Thomas Jefferson wrote some prescient thoughts for our time:
But is the spirit of the people an infallible, a permanent reliance? Is it government? Is this the kind of protection we receive in return for the rights we give up? Besides, the spirit of the times may alter, will alter. Our rulers will become corrupt, our people careless. A single zealot may commence persecutor, and better men be his victims. It can never be too often repeated, that the time for fixing every essential right on a legal basis is while our rulers are honest, and ourselves united. From the conclusion of this war we shall be going down hill. It will not then be necessary to resort every moment to the people for support. They will be forgotten, therefore, and their rights disregarded. They will forget themselves, but in the sole faculty of making money, and will never think of uniting to effect a due respect for their rights. The shackles, therefore, which shall not be knocked off at the conclusion of this war, will remain on us long, will be made heavier and heavier, till our rights shall revive or expire in a convulsion.

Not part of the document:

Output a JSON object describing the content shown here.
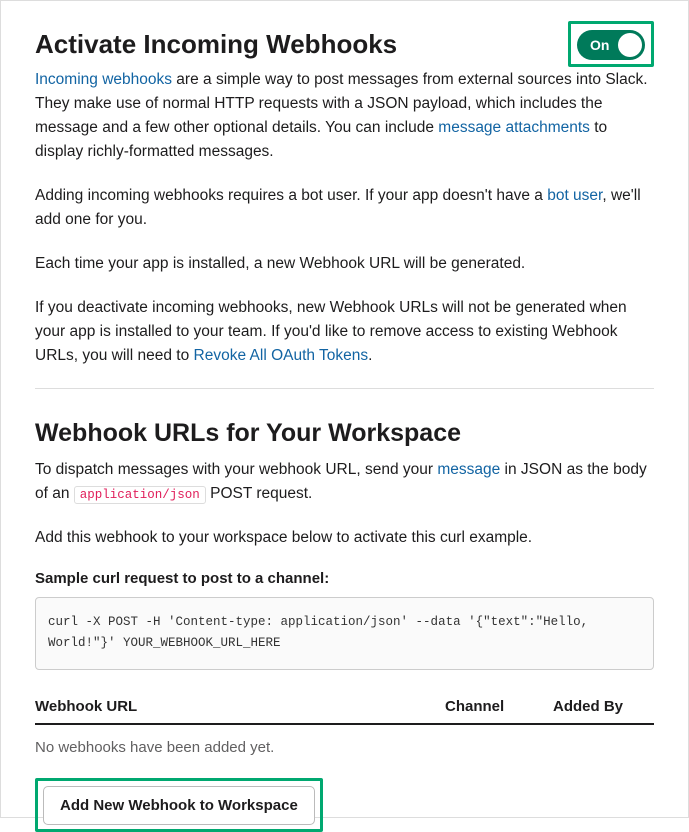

from: QUERY XVII (p. 171, concluding on p. 172), in NOTES ON THE STATE OF VIRGINIA, Thomas Jefferson’s only published book, published in Philadelphia by Prichard and Hall, M.DCC.LXXXVIII.(1788). [ii], 244 p., ill. Call number F230 .J42 (Rare Book Collection, University of North Carolina at Chapel Hill)